• _WHAT IS NEEDED_
Images are to be excluded, and the rest of the data repeated exactly.

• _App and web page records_
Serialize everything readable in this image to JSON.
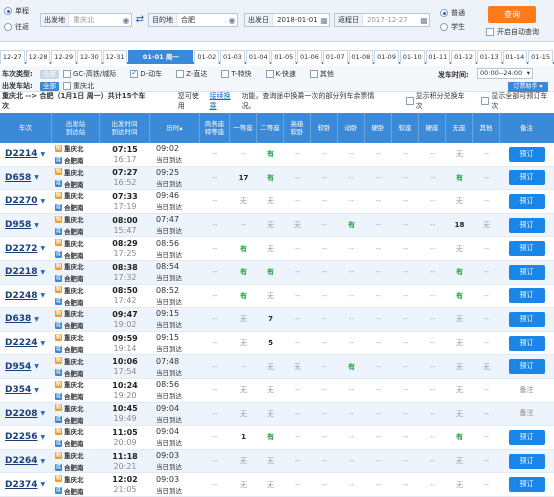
{
  "search": {
    "trip_single": "单程",
    "trip_round": "往返",
    "from_label": "出发地",
    "from_value": "重庆北",
    "to_label": "目的地",
    "to_value": "合肥",
    "date_label": "出发日",
    "date_value": "2018-01-01",
    "return_label": "返程日",
    "return_value": "2017-12-27",
    "type_normal": "普通",
    "type_student": "学生",
    "query_button": "查询",
    "auto_query": "开启自动查询"
  },
  "dates": [
    "12-27",
    "12-28",
    "12-29",
    "12-30",
    "12-31",
    "01-01 周一",
    "01-02",
    "01-03",
    "01-04",
    "01-05",
    "01-06",
    "01-07",
    "01-08",
    "01-09",
    "01-10",
    "01-11",
    "01-12",
    "01-13",
    "01-14",
    "01-15"
  ],
  "filter": {
    "type_label": "车次类型:",
    "all_tag": "全部",
    "options": [
      "GC-高铁/城际",
      "D-动车",
      "Z-直达",
      "T-特快",
      "K-快速",
      "其他"
    ],
    "depart_time_label": "发车时间:",
    "depart_time_value": "00:00--24:00",
    "station_label": "出发车站:",
    "station_value": "重庆北",
    "order_help": "订票助手"
  },
  "route": {
    "main": "重庆北 --> 合肥（1月1日 周一）共计15个车次",
    "notice_pre": "您可使用",
    "notice_link": "接续换乘",
    "notice_post": "功能，查询途中换乘一次的部分列车余票情况。",
    "opt_points": "显示积分兑换车次",
    "opt_all": "显示全部可预订车次"
  },
  "headers": {
    "train": "车次",
    "station_a": "出发站",
    "station_b": "到达站",
    "time_a": "出发时间",
    "time_b": "到达时间",
    "duration": "历时",
    "business": "商务座\n特等座",
    "first": "一等座",
    "second": "二等座",
    "adv_soft": "高级\n软卧",
    "soft_sleeper": "软卧",
    "moving_sleeper": "动卧",
    "hard_sleeper": "硬卧",
    "soft_seat": "软座",
    "hard_seat": "硬座",
    "no_seat": "无座",
    "other": "其他",
    "remark": "备注"
  },
  "trains": [
    {
      "no": "D2214",
      "from": "重庆北",
      "to": "合肥南",
      "dep": "07:15",
      "arr": "16:17",
      "dur": "09:02",
      "day": "当日到达",
      "seats": [
        "--",
        "--",
        "有",
        "--",
        "--",
        "--",
        "--",
        "--",
        "--",
        "无",
        "--"
      ],
      "book": "预订"
    },
    {
      "no": "D658",
      "from": "重庆北",
      "to": "合肥南",
      "dep": "07:27",
      "arr": "16:52",
      "dur": "09:25",
      "day": "当日到达",
      "seats": [
        "--",
        "17",
        "有",
        "--",
        "--",
        "--",
        "--",
        "--",
        "--",
        "有",
        "--"
      ],
      "book": "预订"
    },
    {
      "no": "D2270",
      "from": "重庆北",
      "to": "合肥南",
      "dep": "07:33",
      "arr": "17:19",
      "dur": "09:46",
      "day": "当日到达",
      "seats": [
        "--",
        "无",
        "无",
        "--",
        "--",
        "--",
        "--",
        "--",
        "--",
        "无",
        "--"
      ],
      "book": "预订"
    },
    {
      "no": "D958",
      "from": "重庆北",
      "to": "合肥南",
      "dep": "08:00",
      "arr": "15:47",
      "dur": "07:47",
      "day": "当日到达",
      "seats": [
        "--",
        "--",
        "无",
        "无",
        "--",
        "有",
        "--",
        "--",
        "--",
        "18",
        "无"
      ],
      "book": "预订"
    },
    {
      "no": "D2272",
      "from": "重庆北",
      "to": "合肥南",
      "dep": "08:29",
      "arr": "17:25",
      "dur": "08:56",
      "day": "当日到达",
      "seats": [
        "--",
        "有",
        "无",
        "--",
        "--",
        "--",
        "--",
        "--",
        "--",
        "无",
        "--"
      ],
      "book": "预订"
    },
    {
      "no": "D2218",
      "from": "重庆北",
      "to": "合肥南",
      "dep": "08:38",
      "arr": "17:32",
      "dur": "08:54",
      "day": "当日到达",
      "seats": [
        "--",
        "有",
        "有",
        "--",
        "--",
        "--",
        "--",
        "--",
        "--",
        "有",
        "--"
      ],
      "book": "预订"
    },
    {
      "no": "D2248",
      "from": "重庆北",
      "to": "合肥南",
      "dep": "08:50",
      "arr": "17:42",
      "dur": "08:52",
      "day": "当日到达",
      "seats": [
        "--",
        "有",
        "无",
        "--",
        "--",
        "--",
        "--",
        "--",
        "--",
        "有",
        "--"
      ],
      "book": "预订"
    },
    {
      "no": "D638",
      "from": "重庆北",
      "to": "合肥南",
      "dep": "09:47",
      "arr": "19:02",
      "dur": "09:15",
      "day": "当日到达",
      "seats": [
        "--",
        "无",
        "7",
        "--",
        "--",
        "--",
        "--",
        "--",
        "--",
        "无",
        "--"
      ],
      "book": "预订"
    },
    {
      "no": "D2224",
      "from": "重庆北",
      "to": "合肥南",
      "dep": "09:59",
      "arr": "19:14",
      "dur": "09:15",
      "day": "当日到达",
      "seats": [
        "--",
        "无",
        "5",
        "--",
        "--",
        "--",
        "--",
        "--",
        "--",
        "无",
        "--"
      ],
      "book": "预订"
    },
    {
      "no": "D954",
      "from": "重庆北",
      "to": "合肥南",
      "dep": "10:06",
      "arr": "17:54",
      "dur": "07:48",
      "day": "当日到达",
      "seats": [
        "--",
        "--",
        "无",
        "无",
        "--",
        "有",
        "--",
        "--",
        "--",
        "无",
        "无"
      ],
      "book": "预订"
    },
    {
      "no": "D354",
      "from": "重庆北",
      "to": "合肥南",
      "dep": "10:24",
      "arr": "19:20",
      "dur": "08:56",
      "day": "当日到达",
      "seats": [
        "--",
        "无",
        "无",
        "--",
        "--",
        "--",
        "--",
        "--",
        "--",
        "无",
        "--"
      ],
      "book": "备注"
    },
    {
      "no": "D2208",
      "from": "重庆北",
      "to": "合肥南",
      "dep": "10:45",
      "arr": "19:49",
      "dur": "09:04",
      "day": "当日到达",
      "seats": [
        "--",
        "无",
        "无",
        "--",
        "--",
        "--",
        "--",
        "--",
        "--",
        "无",
        "--"
      ],
      "book": "备注"
    },
    {
      "no": "D2256",
      "from": "重庆北",
      "to": "合肥南",
      "dep": "11:05",
      "arr": "20:09",
      "dur": "09:04",
      "day": "当日到达",
      "seats": [
        "--",
        "1",
        "有",
        "--",
        "--",
        "--",
        "--",
        "--",
        "--",
        "有",
        "--"
      ],
      "book": "预订"
    },
    {
      "no": "D2264",
      "from": "重庆北",
      "to": "合肥南",
      "dep": "11:18",
      "arr": "20:21",
      "dur": "09:03",
      "day": "当日到达",
      "seats": [
        "--",
        "无",
        "无",
        "--",
        "--",
        "--",
        "--",
        "--",
        "--",
        "无",
        "--"
      ],
      "book": "预订"
    },
    {
      "no": "D2374",
      "from": "重庆北",
      "to": "合肥南",
      "dep": "12:02",
      "arr": "21:05",
      "dur": "09:03",
      "day": "当日到达",
      "seats": [
        "--",
        "无",
        "无",
        "--",
        "--",
        "--",
        "--",
        "--",
        "--",
        "无",
        "--"
      ],
      "book": "预订"
    }
  ],
  "colors": {
    "accent": "#3b8ad8",
    "orange": "#ff7a1a",
    "green": "#1ca13d",
    "navy": "#1a3e7a"
  }
}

• _ANSWER TO THE EXERCISE_
Serialize everything readable in this image to JSON.
{
  "search": {
    "trip_single": "单程",
    "trip_round": "往返",
    "from_label": "出发地",
    "from_value": "重庆北",
    "to_label": "目的地",
    "to_value": "合肥",
    "date_label": "出发日",
    "date_value": "2018-01-01",
    "return_label": "返程日",
    "return_value": "2017-12-27",
    "type_normal": "普通",
    "type_student": "学生",
    "query_button": "查询",
    "auto_query": "开启自动查询"
  },
  "dates": [
    "12-27",
    "12-28",
    "12-29",
    "12-30",
    "12-31",
    "01-01 周一",
    "01-02",
    "01-03",
    "01-04",
    "01-05",
    "01-06",
    "01-07",
    "01-08",
    "01-09",
    "01-10",
    "01-11",
    "01-12",
    "01-13",
    "01-14",
    "01-15"
  ],
  "filter": {
    "type_label": "车次类型:",
    "all_tag": "全部",
    "options": [
      "GC-高铁/城际",
      "D-动车",
      "Z-直达",
      "T-特快",
      "K-快速",
      "其他"
    ],
    "depart_time_label": "发车时间:",
    "depart_time_value": "00:00--24:00",
    "station_label": "出发车站:",
    "station_value": "重庆北",
    "order_help": "订票助手"
  },
  "route": {
    "main": "重庆北 --> 合肥（1月1日 周一）共计15个车次",
    "notice_pre": "您可使用",
    "notice_link": "接续换乘",
    "notice_post": "功能，查询途中换乘一次的部分列车余票情况。",
    "opt_points": "显示积分兑换车次",
    "opt_all": "显示全部可预订车次"
  },
  "headers": {
    "train": "车次",
    "station_a": "出发站",
    "station_b": "到达站",
    "time_a": "出发时间",
    "time_b": "到达时间",
    "duration": "历时",
    "business": "商务座\n特等座",
    "first": "一等座",
    "second": "二等座",
    "adv_soft": "高级\n软卧",
    "soft_sleeper": "软卧",
    "moving_sleeper": "动卧",
    "hard_sleeper": "硬卧",
    "soft_seat": "软座",
    "hard_seat": "硬座",
    "no_seat": "无座",
    "other": "其他",
    "remark": "备注"
  },
  "trains": [
    {
      "no": "D2214",
      "from": "重庆北",
      "to": "合肥南",
      "dep": "07:15",
      "arr": "16:17",
      "dur": "09:02",
      "day": "当日到达",
      "seats": [
        "--",
        "--",
        "有",
        "--",
        "--",
        "--",
        "--",
        "--",
        "--",
        "无",
        "--"
      ],
      "book": "预订"
    },
    {
      "no": "D658",
      "from": "重庆北",
      "to": "合肥南",
      "dep": "07:27",
      "arr": "16:52",
      "dur": "09:25",
      "day": "当日到达",
      "seats": [
        "--",
        "17",
        "有",
        "--",
        "--",
        "--",
        "--",
        "--",
        "--",
        "有",
        "--"
      ],
      "book": "预订"
    },
    {
      "no": "D2270",
      "from": "重庆北",
      "to": "合肥南",
      "dep": "07:33",
      "arr": "17:19",
      "dur": "09:46",
      "day": "当日到达",
      "seats": [
        "--",
        "无",
        "无",
        "--",
        "--",
        "--",
        "--",
        "--",
        "--",
        "无",
        "--"
      ],
      "book": "预订"
    },
    {
      "no": "D958",
      "from": "重庆北",
      "to": "合肥南",
      "dep": "08:00",
      "arr": "15:47",
      "dur": "07:47",
      "day": "当日到达",
      "seats": [
        "--",
        "--",
        "无",
        "无",
        "--",
        "有",
        "--",
        "--",
        "--",
        "18",
        "无"
      ],
      "book": "预订"
    },
    {
      "no": "D2272",
      "from": "重庆北",
      "to": "合肥南",
      "dep": "08:29",
      "arr": "17:25",
      "dur": "08:56",
      "day": "当日到达",
      "seats": [
        "--",
        "有",
        "无",
        "--",
        "--",
        "--",
        "--",
        "--",
        "--",
        "无",
        "--"
      ],
      "book": "预订"
    },
    {
      "no": "D2218",
      "from": "重庆北",
      "to": "合肥南",
      "dep": "08:38",
      "arr": "17:32",
      "dur": "08:54",
      "day": "当日到达",
      "seats": [
        "--",
        "有",
        "有",
        "--",
        "--",
        "--",
        "--",
        "--",
        "--",
        "有",
        "--"
      ],
      "book": "预订"
    },
    {
      "no": "D2248",
      "from": "重庆北",
      "to": "合肥南",
      "dep": "08:50",
      "arr": "17:42",
      "dur": "08:52",
      "day": "当日到达",
      "seats": [
        "--",
        "有",
        "无",
        "--",
        "--",
        "--",
        "--",
        "--",
        "--",
        "有",
        "--"
      ],
      "book": "预订"
    },
    {
      "no": "D638",
      "from": "重庆北",
      "to": "合肥南",
      "dep": "09:47",
      "arr": "19:02",
      "dur": "09:15",
      "day": "当日到达",
      "seats": [
        "--",
        "无",
        "7",
        "--",
        "--",
        "--",
        "--",
        "--",
        "--",
        "无",
        "--"
      ],
      "book": "预订"
    },
    {
      "no": "D2224",
      "from": "重庆北",
      "to": "合肥南",
      "dep": "09:59",
      "arr": "19:14",
      "dur": "09:15",
      "day": "当日到达",
      "seats": [
        "--",
        "无",
        "5",
        "--",
        "--",
        "--",
        "--",
        "--",
        "--",
        "无",
        "--"
      ],
      "book": "预订"
    },
    {
      "no": "D954",
      "from": "重庆北",
      "to": "合肥南",
      "dep": "10:06",
      "arr": "17:54",
      "dur": "07:48",
      "day": "当日到达",
      "seats": [
        "--",
        "--",
        "无",
        "无",
        "--",
        "有",
        "--",
        "--",
        "--",
        "无",
        "无"
      ],
      "book": "预订"
    },
    {
      "no": "D354",
      "from": "重庆北",
      "to": "合肥南",
      "dep": "10:24",
      "arr": "19:20",
      "dur": "08:56",
      "day": "当日到达",
      "seats": [
        "--",
        "无",
        "无",
        "--",
        "--",
        "--",
        "--",
        "--",
        "--",
        "无",
        "--"
      ],
      "book": "备注"
    },
    {
      "no": "D2208",
      "from": "重庆北",
      "to": "合肥南",
      "dep": "10:45",
      "arr": "19:49",
      "dur": "09:04",
      "day": "当日到达",
      "seats": [
        "--",
        "无",
        "无",
        "--",
        "--",
        "--",
        "--",
        "--",
        "--",
        "无",
        "--"
      ],
      "book": "备注"
    },
    {
      "no": "D2256",
      "from": "重庆北",
      "to": "合肥南",
      "dep": "11:05",
      "arr": "20:09",
      "dur": "09:04",
      "day": "当日到达",
      "seats": [
        "--",
        "1",
        "有",
        "--",
        "--",
        "--",
        "--",
        "--",
        "--",
        "有",
        "--"
      ],
      "book": "预订"
    },
    {
      "no": "D2264",
      "from": "重庆北",
      "to": "合肥南",
      "dep": "11:18",
      "arr": "20:21",
      "dur": "09:03",
      "day": "当日到达",
      "seats": [
        "--",
        "无",
        "无",
        "--",
        "--",
        "--",
        "--",
        "--",
        "--",
        "无",
        "--"
      ],
      "book": "预订"
    },
    {
      "no": "D2374",
      "from": "重庆北",
      "to": "合肥南",
      "dep": "12:02",
      "arr": "21:05",
      "dur": "09:03",
      "day": "当日到达",
      "seats": [
        "--",
        "无",
        "无",
        "--",
        "--",
        "--",
        "--",
        "--",
        "--",
        "无",
        "--"
      ],
      "book": "预订"
    }
  ],
  "colors": {
    "accent": "#3b8ad8",
    "orange": "#ff7a1a",
    "green": "#1ca13d",
    "navy": "#1a3e7a"
  }
}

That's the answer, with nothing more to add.